This paper is suggesting pathways on how to investigate and analyze the implementation of public policies at a time where the idea of governance is leaving no public policy process untouched in any advanced liberal democracy. But due to the bewildering variety of ways in which the concept of governance is now used, a first step in an endeavour to answer a ‘how to study?’ question must be to ask and answer a ‘what is governance?’ question. One way of proceeding is by identifying the specific usage empirically as a special blend between different forms of hierarchical governance, co-governance and self-governance. Applying this method, a ‘governance blend’ is identified within the implementation of Danish employment policies which is termed a ‘citizen-centred implementation network’, which is then used in the rest of paper to test the analytic powers of the emerging conceptual framework. However, this only leaves us with the rough contours of a phenomenon that has yet to be mapped more thoroughly. This paper then continues by proposing that to grasp a phenomenon of this kind - where self-governance and co-governance is so prominently present - an action-oriented approach must be applied in order to reveal policy-making in implementation processes and a network perceptive is useful for understanding its interactive character. Further, it is argued that existing theories on implementation networks are not fully capable of investigating and analysing the citizen-centred implementation network, partially due to a top-down bias but also because they do not relate networks sufficiently to a social structure, thereby underexposing issues of identity. It is proposed that one way of achieving this is by combining the network perspective with Pierre Bourdieu’s idea of practices within quasi-autonomous social fields. Besides contributing with a coherent conceptual framework for studying social positions practiced by stakeholders, this approach adds to the investigation and analysis of manifestations of self-governance and co-governance in the citizen-centred implementation networks. Finally, it is suggested that manifestations of hierarchical governance can be studied by using insights from network management combined with Pierre Bourdieu’s concept of the political and administrative fields. This gives the added value of enabling to the analyst to identify hierarchical forms of governance by different network management strategies while still maintaining a focus on both relations of collaboration and power.

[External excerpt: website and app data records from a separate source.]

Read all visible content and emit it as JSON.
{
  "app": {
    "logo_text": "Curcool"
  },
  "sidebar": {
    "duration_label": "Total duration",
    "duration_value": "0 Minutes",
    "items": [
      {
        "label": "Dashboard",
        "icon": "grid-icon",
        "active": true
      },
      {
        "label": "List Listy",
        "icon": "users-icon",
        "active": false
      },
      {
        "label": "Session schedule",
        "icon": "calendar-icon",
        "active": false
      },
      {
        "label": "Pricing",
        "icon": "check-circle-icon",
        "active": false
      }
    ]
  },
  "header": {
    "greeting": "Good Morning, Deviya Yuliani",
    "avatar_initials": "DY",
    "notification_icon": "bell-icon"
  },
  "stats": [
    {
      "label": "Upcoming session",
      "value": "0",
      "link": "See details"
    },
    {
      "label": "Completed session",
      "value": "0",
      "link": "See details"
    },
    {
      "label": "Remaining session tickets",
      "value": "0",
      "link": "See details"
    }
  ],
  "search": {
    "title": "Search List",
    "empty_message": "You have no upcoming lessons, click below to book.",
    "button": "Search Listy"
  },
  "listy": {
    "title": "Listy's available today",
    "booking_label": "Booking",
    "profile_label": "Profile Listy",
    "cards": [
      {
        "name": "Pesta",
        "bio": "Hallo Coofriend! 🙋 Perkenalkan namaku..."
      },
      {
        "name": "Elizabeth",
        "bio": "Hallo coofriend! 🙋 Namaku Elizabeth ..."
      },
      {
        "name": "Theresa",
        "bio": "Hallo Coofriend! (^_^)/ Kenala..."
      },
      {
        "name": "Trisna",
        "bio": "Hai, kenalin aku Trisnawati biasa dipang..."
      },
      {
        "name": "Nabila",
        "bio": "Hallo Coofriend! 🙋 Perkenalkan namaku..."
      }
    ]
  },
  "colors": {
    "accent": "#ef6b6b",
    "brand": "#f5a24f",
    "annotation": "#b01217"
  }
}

Citizen-centred implementation network, co-governance, self-governance, hierarchical governance, quasi-autonomous social, political and administrative fields